Archbishop Leo Cushley celebrates first ever Mass in Scottish Parliament

| 28th March 2018 | Blogging
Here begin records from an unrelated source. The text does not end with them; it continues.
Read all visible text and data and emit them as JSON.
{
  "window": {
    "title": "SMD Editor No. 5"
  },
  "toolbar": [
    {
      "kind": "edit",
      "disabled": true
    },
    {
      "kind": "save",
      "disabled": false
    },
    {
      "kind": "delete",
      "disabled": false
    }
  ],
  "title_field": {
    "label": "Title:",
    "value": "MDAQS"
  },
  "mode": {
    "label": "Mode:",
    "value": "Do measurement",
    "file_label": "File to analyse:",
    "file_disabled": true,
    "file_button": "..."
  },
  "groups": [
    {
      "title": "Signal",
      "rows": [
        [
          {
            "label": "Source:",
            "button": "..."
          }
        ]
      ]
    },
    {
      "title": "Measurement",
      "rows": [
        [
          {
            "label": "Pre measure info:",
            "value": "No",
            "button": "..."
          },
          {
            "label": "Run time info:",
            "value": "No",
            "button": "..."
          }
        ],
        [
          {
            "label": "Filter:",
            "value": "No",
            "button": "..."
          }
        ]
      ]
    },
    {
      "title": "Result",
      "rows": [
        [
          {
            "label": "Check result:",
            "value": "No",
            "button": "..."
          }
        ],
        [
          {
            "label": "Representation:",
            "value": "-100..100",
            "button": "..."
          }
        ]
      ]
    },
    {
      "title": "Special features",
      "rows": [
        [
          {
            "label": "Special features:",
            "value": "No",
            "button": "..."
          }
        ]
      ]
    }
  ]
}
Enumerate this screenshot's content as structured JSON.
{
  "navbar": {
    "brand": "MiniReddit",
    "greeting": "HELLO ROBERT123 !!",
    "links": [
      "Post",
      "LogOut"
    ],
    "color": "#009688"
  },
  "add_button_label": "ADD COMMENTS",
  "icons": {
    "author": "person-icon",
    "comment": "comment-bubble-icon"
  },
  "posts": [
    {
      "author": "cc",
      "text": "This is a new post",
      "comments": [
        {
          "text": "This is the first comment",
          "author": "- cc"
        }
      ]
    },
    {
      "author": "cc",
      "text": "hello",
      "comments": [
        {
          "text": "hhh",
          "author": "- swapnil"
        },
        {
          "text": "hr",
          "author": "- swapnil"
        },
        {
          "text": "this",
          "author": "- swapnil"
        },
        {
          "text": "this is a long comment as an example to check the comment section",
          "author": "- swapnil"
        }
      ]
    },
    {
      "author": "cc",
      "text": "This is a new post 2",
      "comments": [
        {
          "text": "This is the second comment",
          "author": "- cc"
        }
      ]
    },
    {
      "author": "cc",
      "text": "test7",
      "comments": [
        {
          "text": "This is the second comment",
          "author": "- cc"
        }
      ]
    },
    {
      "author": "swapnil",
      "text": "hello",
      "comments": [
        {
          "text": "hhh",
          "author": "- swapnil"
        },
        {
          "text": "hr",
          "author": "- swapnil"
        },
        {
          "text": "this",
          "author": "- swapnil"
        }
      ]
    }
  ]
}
28 March 2018     Today, 28 March, at 12.30pm Archbishop Leo Cushley, Archbishop of St Andrews & Edinburgh, will celebrate what is believed to be the first ever Mass in the Scottish Parliament. All MSPs are invited to attend mass, which takes place during Holy Week.     Commenting on the occasion, Anthony Horan, Director of the Scottish Catholic Parliamentary Office said:     ‘The celebration of Holy Mass, the summit of Catholic life, is an opportunity to express prayers for the work of our elected representatives and for the common good of society. Of course, Holyrood means Holy Cross, so in that sense, parliament is a most fitting place for this historic celebration.’       Archbishop Leo Cushley said:     "It is a great privilege to be officially invited to offer Holy Mass within the Scottish Parliament, the first such invitation since the parliament's re-establishment 19 years ago. It is a generous gesture which seems to recognise that Catholics are valued participants in the civic life of contemporary Scotland, where we seek to work with others in advancing the common good."      ENDS   Peter Peter Kearney  Director  Catholic Media Office  5 St. Vincent Place  Glasgow  G1 2DH  0141 221 1168 07968 122291  pk@scmo.org www.scmo.org       Notes to Editors: 1. Images will be available from Paul McSherry on at paul.mcsherry@ntlworld.com or 07770393960....